Many geologic techniques have historically been developed to quantify geologic parameters inherent to the rock matrix. This was the case since in conventional reservoirs matrix storage and permeability are key hydrocarbon deliverability metrics that geoscientists and engineers fundamentally rely on. In unconventional shale reservoirs fracture permeability (both natural and induced) largely dictates well performance. This suggests that the modern geoscientists "tool kit" requires innovated techniques which begin to bridge the gap between various geoscience and engineering disciplines.
This study strives to investigate natural fracture effects on well deliverability, focusing on innovative multidisciplinary methods which have been developed to explore complex hydraulic and natural fracture interactions. Examples from the Eagle Ford in La Salle County Texas will illustrate how regional structural models, wellsite and produced gas data, core, FMI log data, buried array microseismic and completions flowback data can be used to predict the positive and negative productivity effects associated with various fault/fracture interactions.
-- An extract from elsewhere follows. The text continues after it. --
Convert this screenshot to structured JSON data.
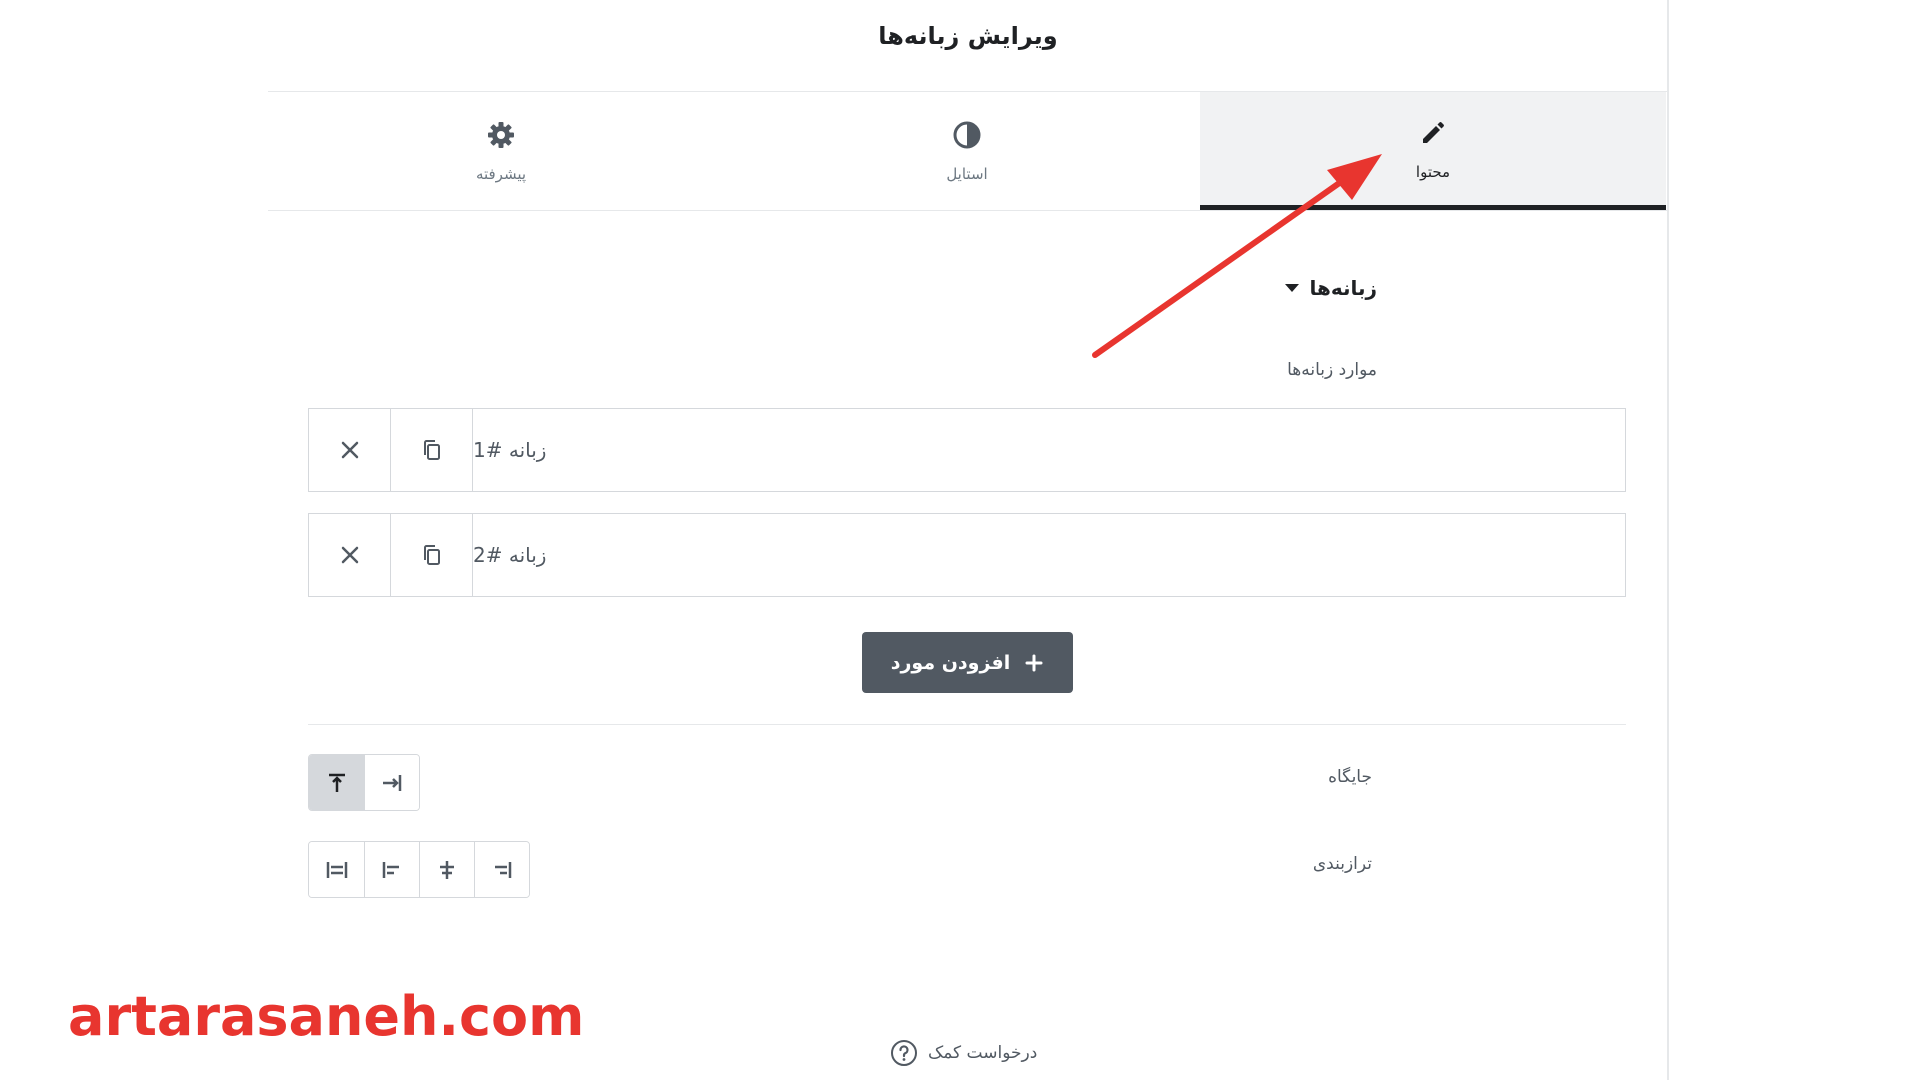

These effects will be quantified via correlation to various productivity metrics; both defined by produced and expected hydrocarbon volumes as well as outputs from rate transient analysis.